The decline in digital asset ownership in Canada can be attributed to numerous market forces that affected various players, such as miners, traders, and executives, throughout 2022. Prices of various cryptocurrencies plummeted, with many assets losing over 50% of their value. The market leader, Bitcoin, experienced a significant loss of over 55% in market cap, although it has since shown signs of recovery.

The cryptocurrency market faced challenging times, partly due to infamous incidents that plagued the industry. In April, the crash of the Terra network wiped an estimated $60 billion from the market, causing widespread panic among investors. In November, the implosion of FTX further eroded investor confidence after illegal activities were revealed involving former CEO Sam Bankman-Fried and sister company Alameda Research.

Additionally, the slow pace of regulatory legislation and the vague application of existing laws by financial regulators added further uncertainty to the market. These regulatory obstacles hindered the industry’s growth and development, creating a sense of distrust among potential investors.

The BTCOS report also revealed that a majority of Canadians acquire Bitcoin and other crypto assets for investment purposes rather than as a means of exchange. Interestingly, the report emphasized the potential acceptance of Central Bank Digital Currencies (CBDCs) compared to private cryptocurrencies for future payment systems.

To summarize the key findings of the BTCOS survey:

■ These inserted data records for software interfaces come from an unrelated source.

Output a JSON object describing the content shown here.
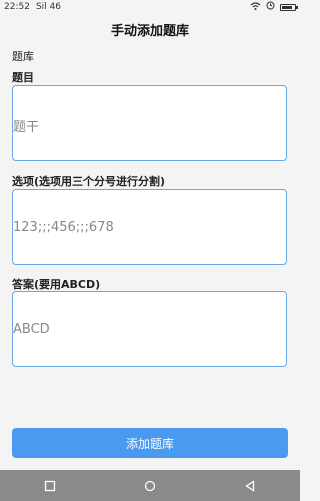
{
  "status_bar": {
    "time": "22:52",
    "signal_text": "Sil 46",
    "battery_level": 0.8
  },
  "header": {
    "title": "手动添加题库"
  },
  "form": {
    "section_label": "题库",
    "question": {
      "label": "题目",
      "placeholder": "题干"
    },
    "options": {
      "label": "选项(选项用三个分号进行分割)",
      "placeholder": "123;;;456;;;678"
    },
    "answer": {
      "label": "答案(要用ABCD)",
      "placeholder": "ABCD"
    },
    "submit_label": "添加题库"
  },
  "system_nav": {
    "buttons": [
      "square-icon",
      "circle-icon",
      "triangle-icon"
    ]
  }
}
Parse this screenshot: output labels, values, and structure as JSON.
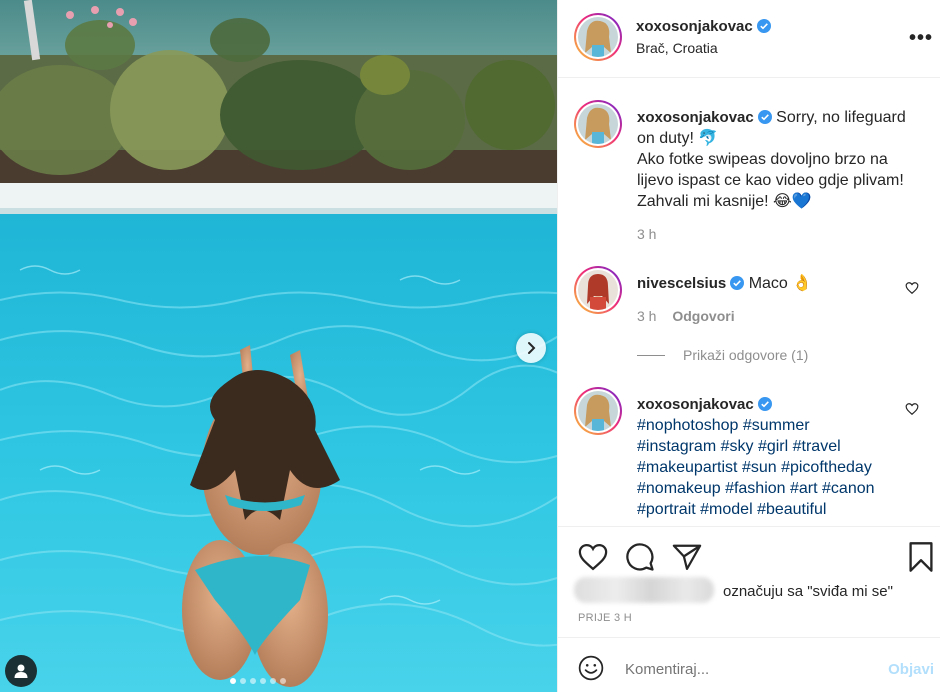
{
  "post": {
    "author": "xoxosonjakovac",
    "location": "Brač, Croatia",
    "more_label": "•••"
  },
  "caption": {
    "username": "xoxosonjakovac",
    "lines": [
      "Sorry, no lifeguard",
      "on duty! 🐬",
      "Ako fotke swipeas dovoljno brzo na",
      "lijevo ispast ce kao video gdje plivam!",
      "Zahvali mi kasnije! 😂💙"
    ],
    "time": "3 h"
  },
  "comment1": {
    "username": "nivescelsius",
    "text": "Maco 👌",
    "time": "3 h",
    "reply_label": "Odgovori"
  },
  "replies": {
    "label": "Prikaži odgovore (1)"
  },
  "comment2": {
    "username": "xoxosonjakovac",
    "tags_lines": [
      "#nophotoshop #summer",
      "#instagram #sky #girl #travel",
      "#makeupartist #sun #picoftheday",
      "#nomakeup #fashion #art #canon",
      "#portrait #model #beautiful"
    ]
  },
  "likes": {
    "text": "označuju sa \"sviđa mi se\""
  },
  "timestamp": "PRIJE 3 H",
  "add_comment": {
    "placeholder": "Komentiraj...",
    "post_label": "Objavi"
  },
  "carousel": {
    "total_slides": 6,
    "active_index": 0
  },
  "colors": {
    "pool": "#2bbfdc",
    "verified": "#3897f0",
    "hashtag": "#00376b",
    "post_disabled": "#b2dffc"
  }
}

  • Cryptocurrency ownership in Canada declined by 10% in 2022.
  • Bitcoin (BTC) ownership experienced a 13% spike in 2021.
  • Dogecoin (DOGE) emerged as the most popular altcoin in Canada, influenced by Elon Musk.
  • Market forces, including crashes and regulatory challenges, led to the decline in cryptocurrency ownership.
  • Canadians primarily acquire cryptocurrencies for investment purposes.
  • Central Bank Digital Currencies (CBDCs) are considered a potential future payment system.

In conclusion, the decline in cryptocurrency ownership in Canada can be attributed to a combination of regulatory uncertainties, market conditions, and specific incidents that shook investor confidence. While Bitcoin remains the dominant cryptocurrency, altcoins like Dogecoin, Ethereum, Litecoin, and Bitcoin Cash have gained popularity among Canadian investors. The industry’s future trajectory will heavily depend on regulatory developments and the ability to address the concerns of potential investors, ensuring a secure and transparent blockchain ecosystem.